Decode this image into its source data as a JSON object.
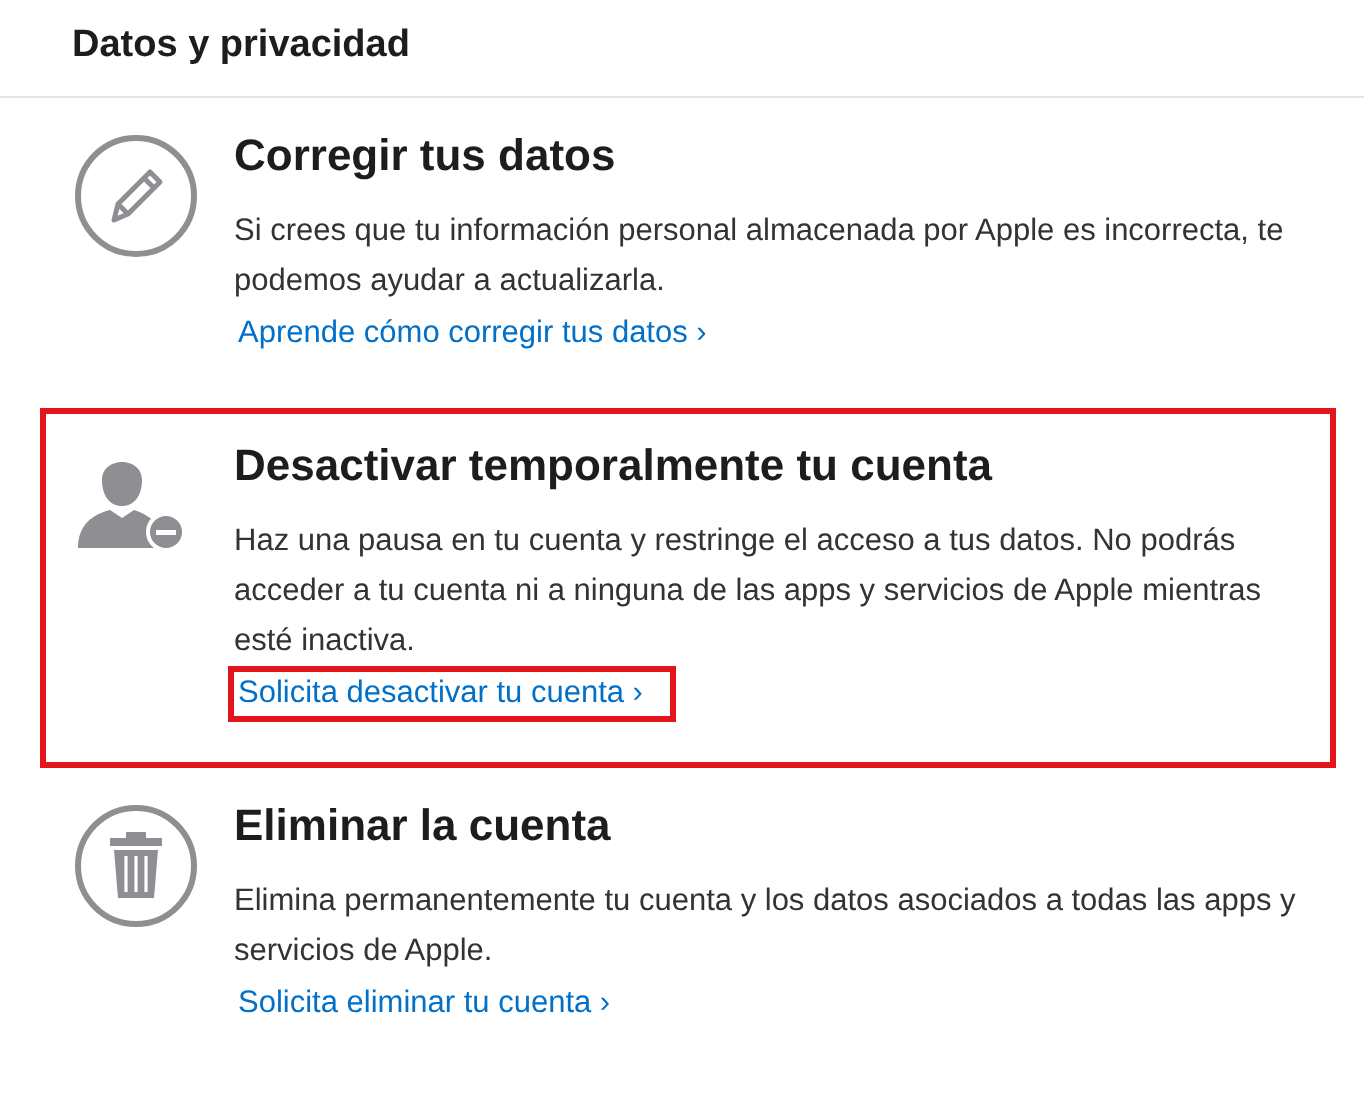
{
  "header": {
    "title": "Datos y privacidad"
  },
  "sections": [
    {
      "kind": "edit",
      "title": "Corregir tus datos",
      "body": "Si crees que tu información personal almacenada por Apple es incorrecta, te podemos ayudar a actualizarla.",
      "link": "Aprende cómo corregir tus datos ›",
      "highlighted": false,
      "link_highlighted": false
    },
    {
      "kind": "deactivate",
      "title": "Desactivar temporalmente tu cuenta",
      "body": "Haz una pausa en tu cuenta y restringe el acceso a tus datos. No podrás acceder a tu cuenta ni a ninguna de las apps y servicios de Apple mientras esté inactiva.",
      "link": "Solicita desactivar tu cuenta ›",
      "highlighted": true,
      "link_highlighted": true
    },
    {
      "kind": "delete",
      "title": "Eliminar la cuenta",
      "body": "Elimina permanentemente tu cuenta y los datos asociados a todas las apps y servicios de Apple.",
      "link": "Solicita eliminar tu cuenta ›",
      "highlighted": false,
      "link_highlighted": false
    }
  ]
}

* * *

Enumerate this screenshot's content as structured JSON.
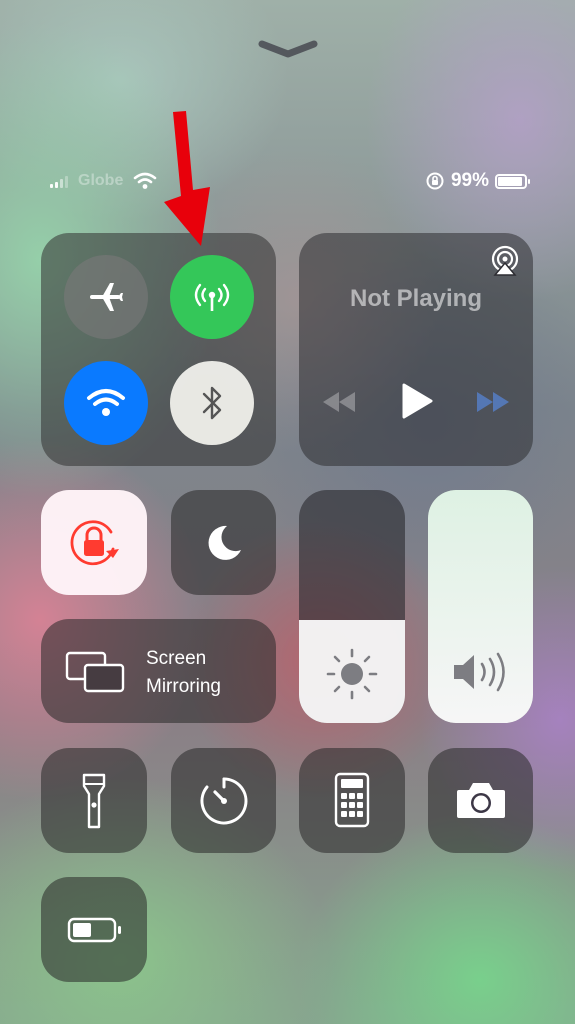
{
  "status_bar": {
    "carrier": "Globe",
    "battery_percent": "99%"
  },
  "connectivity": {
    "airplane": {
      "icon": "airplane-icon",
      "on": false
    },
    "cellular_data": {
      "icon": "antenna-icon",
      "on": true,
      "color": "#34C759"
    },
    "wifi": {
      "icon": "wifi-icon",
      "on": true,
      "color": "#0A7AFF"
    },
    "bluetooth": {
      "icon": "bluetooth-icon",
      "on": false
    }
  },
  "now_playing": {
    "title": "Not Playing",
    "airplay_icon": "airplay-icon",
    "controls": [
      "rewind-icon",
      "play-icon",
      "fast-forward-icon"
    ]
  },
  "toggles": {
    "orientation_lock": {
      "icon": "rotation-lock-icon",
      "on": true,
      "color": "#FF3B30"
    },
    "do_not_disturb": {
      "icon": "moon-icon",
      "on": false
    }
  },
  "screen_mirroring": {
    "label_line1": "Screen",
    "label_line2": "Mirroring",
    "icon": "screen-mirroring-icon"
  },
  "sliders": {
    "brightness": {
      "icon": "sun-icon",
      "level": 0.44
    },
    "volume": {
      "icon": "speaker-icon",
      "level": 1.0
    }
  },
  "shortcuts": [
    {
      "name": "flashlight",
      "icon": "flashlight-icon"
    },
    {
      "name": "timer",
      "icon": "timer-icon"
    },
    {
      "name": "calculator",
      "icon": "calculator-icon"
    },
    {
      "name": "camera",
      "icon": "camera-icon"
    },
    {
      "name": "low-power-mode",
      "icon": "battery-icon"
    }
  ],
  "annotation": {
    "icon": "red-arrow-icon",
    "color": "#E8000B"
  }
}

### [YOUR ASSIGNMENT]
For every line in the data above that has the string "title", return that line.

### [WRITTEN SOLUTION]
    "title": "Datos y privacidad"
      "title": "Corregir tus datos",
      "title": "Desactivar temporalmente tu cuenta",
      "title": "Eliminar la cuenta",
    "title": "Not Playing",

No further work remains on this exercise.